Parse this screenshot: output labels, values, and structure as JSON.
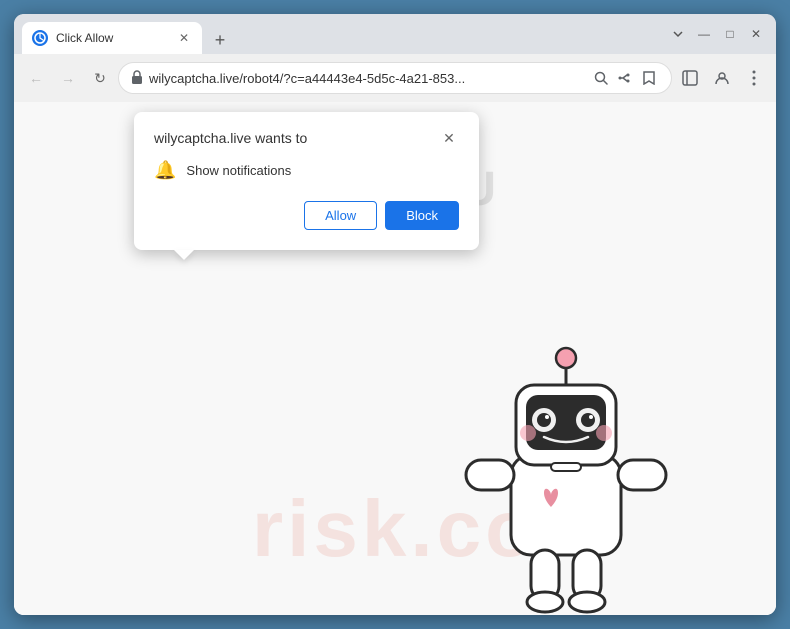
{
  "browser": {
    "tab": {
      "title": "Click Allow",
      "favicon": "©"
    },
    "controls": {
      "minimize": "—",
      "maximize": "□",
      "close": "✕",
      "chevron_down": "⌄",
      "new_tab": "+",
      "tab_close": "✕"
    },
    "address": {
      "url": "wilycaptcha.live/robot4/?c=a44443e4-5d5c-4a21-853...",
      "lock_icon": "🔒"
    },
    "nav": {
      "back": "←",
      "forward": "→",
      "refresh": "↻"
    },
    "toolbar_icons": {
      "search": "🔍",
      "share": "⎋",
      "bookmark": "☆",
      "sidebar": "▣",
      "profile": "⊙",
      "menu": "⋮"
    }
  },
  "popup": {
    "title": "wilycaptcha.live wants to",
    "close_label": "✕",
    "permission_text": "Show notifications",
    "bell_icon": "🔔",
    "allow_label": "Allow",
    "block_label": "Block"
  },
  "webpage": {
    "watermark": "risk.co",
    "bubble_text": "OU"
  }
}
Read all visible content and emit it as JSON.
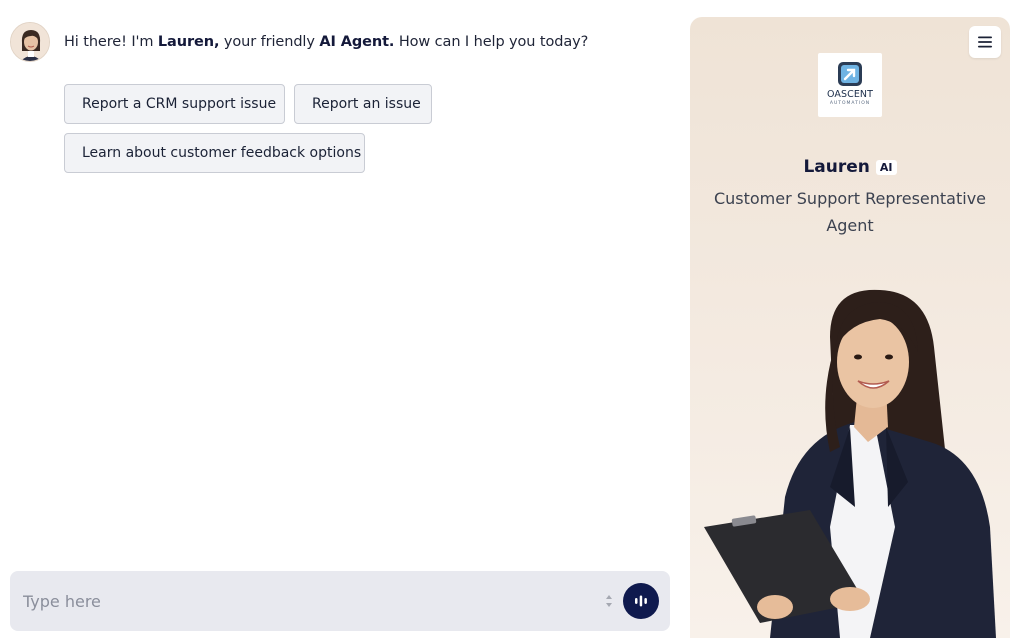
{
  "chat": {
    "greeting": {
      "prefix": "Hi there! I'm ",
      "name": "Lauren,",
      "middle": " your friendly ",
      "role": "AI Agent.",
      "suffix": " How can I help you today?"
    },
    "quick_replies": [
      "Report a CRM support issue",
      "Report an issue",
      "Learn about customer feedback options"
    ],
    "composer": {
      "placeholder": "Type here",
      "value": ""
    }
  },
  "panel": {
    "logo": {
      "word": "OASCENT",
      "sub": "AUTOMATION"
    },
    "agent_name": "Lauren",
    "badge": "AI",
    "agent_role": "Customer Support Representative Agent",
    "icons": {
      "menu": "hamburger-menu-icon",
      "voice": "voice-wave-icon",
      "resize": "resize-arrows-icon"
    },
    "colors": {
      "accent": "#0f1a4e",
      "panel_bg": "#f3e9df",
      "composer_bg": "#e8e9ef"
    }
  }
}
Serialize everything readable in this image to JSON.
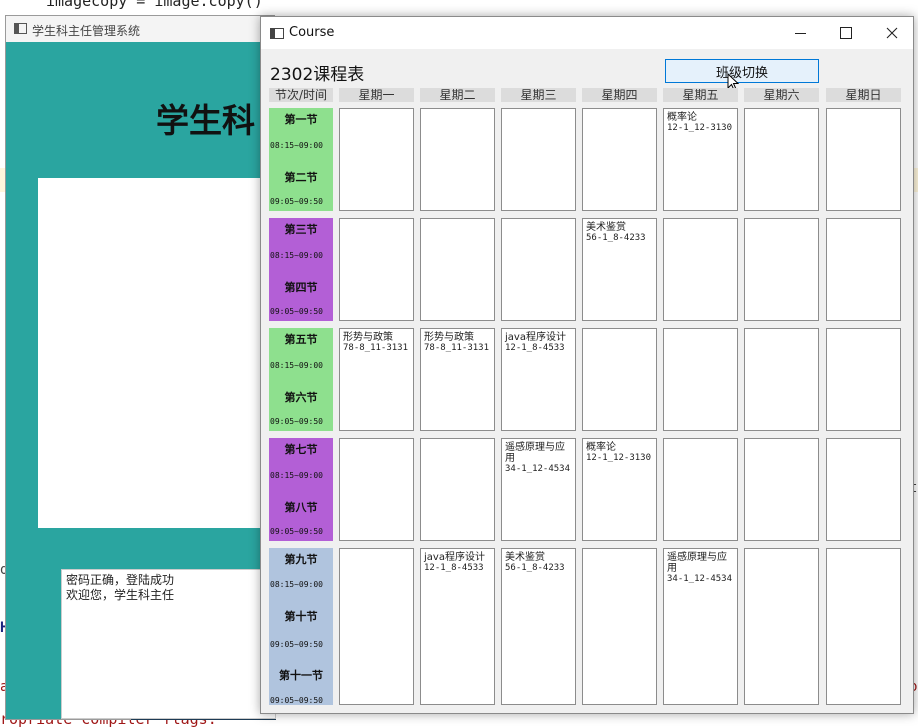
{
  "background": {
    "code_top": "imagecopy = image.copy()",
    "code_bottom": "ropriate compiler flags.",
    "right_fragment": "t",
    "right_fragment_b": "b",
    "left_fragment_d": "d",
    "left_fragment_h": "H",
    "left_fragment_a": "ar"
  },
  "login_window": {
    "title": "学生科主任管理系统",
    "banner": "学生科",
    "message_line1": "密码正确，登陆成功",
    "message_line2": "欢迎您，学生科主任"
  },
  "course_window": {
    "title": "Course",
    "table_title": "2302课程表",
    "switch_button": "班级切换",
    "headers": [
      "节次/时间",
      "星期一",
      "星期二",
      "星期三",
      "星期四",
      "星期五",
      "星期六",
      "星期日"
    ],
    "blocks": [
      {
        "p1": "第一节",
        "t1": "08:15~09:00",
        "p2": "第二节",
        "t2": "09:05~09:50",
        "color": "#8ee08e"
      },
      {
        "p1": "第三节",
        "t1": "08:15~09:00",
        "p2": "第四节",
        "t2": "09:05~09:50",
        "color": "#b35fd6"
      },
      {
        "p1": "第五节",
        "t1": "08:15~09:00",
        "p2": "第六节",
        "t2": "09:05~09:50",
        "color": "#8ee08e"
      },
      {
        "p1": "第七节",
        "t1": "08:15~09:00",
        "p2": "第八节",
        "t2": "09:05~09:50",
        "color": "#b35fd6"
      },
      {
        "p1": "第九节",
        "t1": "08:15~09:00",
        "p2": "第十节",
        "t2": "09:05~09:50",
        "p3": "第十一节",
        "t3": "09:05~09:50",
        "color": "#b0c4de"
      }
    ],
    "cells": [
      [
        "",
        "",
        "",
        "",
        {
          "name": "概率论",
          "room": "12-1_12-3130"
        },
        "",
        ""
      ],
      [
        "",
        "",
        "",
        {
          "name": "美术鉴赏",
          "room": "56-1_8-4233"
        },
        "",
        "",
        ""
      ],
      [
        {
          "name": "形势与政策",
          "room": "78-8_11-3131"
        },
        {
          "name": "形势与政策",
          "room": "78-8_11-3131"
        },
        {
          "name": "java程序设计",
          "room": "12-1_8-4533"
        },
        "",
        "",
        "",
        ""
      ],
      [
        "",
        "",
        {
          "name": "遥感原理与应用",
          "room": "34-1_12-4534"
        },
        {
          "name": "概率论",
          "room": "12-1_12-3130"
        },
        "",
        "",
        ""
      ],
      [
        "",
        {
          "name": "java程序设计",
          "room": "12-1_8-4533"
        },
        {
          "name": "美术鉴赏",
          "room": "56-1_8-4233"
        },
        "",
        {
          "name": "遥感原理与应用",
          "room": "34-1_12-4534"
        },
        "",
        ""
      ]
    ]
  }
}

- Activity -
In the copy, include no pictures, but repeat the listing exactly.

- Answer section -
Parse this screenshot: output labels, values, and structure as JSON.
{
  "browser": {
    "tab": {
      "title": "Click Allow",
      "favicon": "©"
    },
    "controls": {
      "minimize": "—",
      "maximize": "□",
      "close": "✕",
      "chevron_down": "⌄",
      "new_tab": "+",
      "tab_close": "✕"
    },
    "address": {
      "url": "wilycaptcha.live/robot4/?c=a44443e4-5d5c-4a21-853...",
      "lock_icon": "🔒"
    },
    "nav": {
      "back": "←",
      "forward": "→",
      "refresh": "↻"
    },
    "toolbar_icons": {
      "search": "🔍",
      "share": "⎋",
      "bookmark": "☆",
      "sidebar": "▣",
      "profile": "⊙",
      "menu": "⋮"
    }
  },
  "popup": {
    "title": "wilycaptcha.live wants to",
    "close_label": "✕",
    "permission_text": "Show notifications",
    "bell_icon": "🔔",
    "allow_label": "Allow",
    "block_label": "Block"
  },
  "webpage": {
    "watermark": "risk.co",
    "bubble_text": "OU"
  }
}
Read all visible content and emit it as JSON.
{
  "chat": {
    "greeting": {
      "prefix": "Hi there! I'm ",
      "name": "Lauren,",
      "middle": " your friendly ",
      "role": "AI Agent.",
      "suffix": " How can I help you today?"
    },
    "quick_replies": [
      "Report a CRM support issue",
      "Report an issue",
      "Learn about customer feedback options"
    ],
    "composer": {
      "placeholder": "Type here",
      "value": ""
    }
  },
  "panel": {
    "logo": {
      "word": "OASCENT",
      "sub": "AUTOMATION"
    },
    "agent_name": "Lauren",
    "badge": "AI",
    "agent_role": "Customer Support Representative Agent",
    "icons": {
      "menu": "hamburger-menu-icon",
      "voice": "voice-wave-icon",
      "resize": "resize-arrows-icon"
    },
    "colors": {
      "accent": "#0f1a4e",
      "panel_bg": "#f3e9df",
      "composer_bg": "#e8e9ef"
    }
  }
}
Serialize everything readable in this image to JSON.
{
  "background": {
    "code_top": "imagecopy = image.copy()",
    "code_bottom": "ropriate compiler flags.",
    "right_fragment": "t",
    "right_fragment_b": "b",
    "left_fragment_d": "d",
    "left_fragment_h": "H",
    "left_fragment_a": "ar"
  },
  "login_window": {
    "title": "学生科主任管理系统",
    "banner": "学生科",
    "message_line1": "密码正确，登陆成功",
    "message_line2": "欢迎您，学生科主任"
  },
  "course_window": {
    "title": "Course",
    "table_title": "2302课程表",
    "switch_button": "班级切换",
    "headers": [
      "节次/时间",
      "星期一",
      "星期二",
      "星期三",
      "星期四",
      "星期五",
      "星期六",
      "星期日"
    ],
    "blocks": [
      {
        "p1": "第一节",
        "t1": "08:15~09:00",
        "p2": "第二节",
        "t2": "09:05~09:50",
        "color": "#8ee08e"
      },
      {
        "p1": "第三节",
        "t1": "08:15~09:00",
        "p2": "第四节",
        "t2": "09:05~09:50",
        "color": "#b35fd6"
      },
      {
        "p1": "第五节",
        "t1": "08:15~09:00",
        "p2": "第六节",
        "t2": "09:05~09:50",
        "color": "#8ee08e"
      },
      {
        "p1": "第七节",
        "t1": "08:15~09:00",
        "p2": "第八节",
        "t2": "09:05~09:50",
        "color": "#b35fd6"
      },
      {
        "p1": "第九节",
        "t1": "08:15~09:00",
        "p2": "第十节",
        "t2": "09:05~09:50",
        "p3": "第十一节",
        "t3": "09:05~09:50",
        "color": "#b0c4de"
      }
    ],
    "cells": [
      [
        "",
        "",
        "",
        "",
        {
          "name": "概率论",
          "room": "12-1_12-3130"
        },
        "",
        ""
      ],
      [
        "",
        "",
        "",
        {
          "name": "美术鉴赏",
          "room": "56-1_8-4233"
        },
        "",
        "",
        ""
      ],
      [
        {
          "name": "形势与政策",
          "room": "78-8_11-3131"
        },
        {
          "name": "形势与政策",
          "room": "78-8_11-3131"
        },
        {
          "name": "java程序设计",
          "room": "12-1_8-4533"
        },
        "",
        "",
        "",
        ""
      ],
      [
        "",
        "",
        {
          "name": "遥感原理与应用",
          "room": "34-1_12-4534"
        },
        {
          "name": "概率论",
          "room": "12-1_12-3130"
        },
        "",
        "",
        ""
      ],
      [
        "",
        {
          "name": "java程序设计",
          "room": "12-1_8-4533"
        },
        {
          "name": "美术鉴赏",
          "room": "56-1_8-4233"
        },
        "",
        {
          "name": "遥感原理与应用",
          "room": "34-1_12-4534"
        },
        "",
        ""
      ]
    ]
  }
}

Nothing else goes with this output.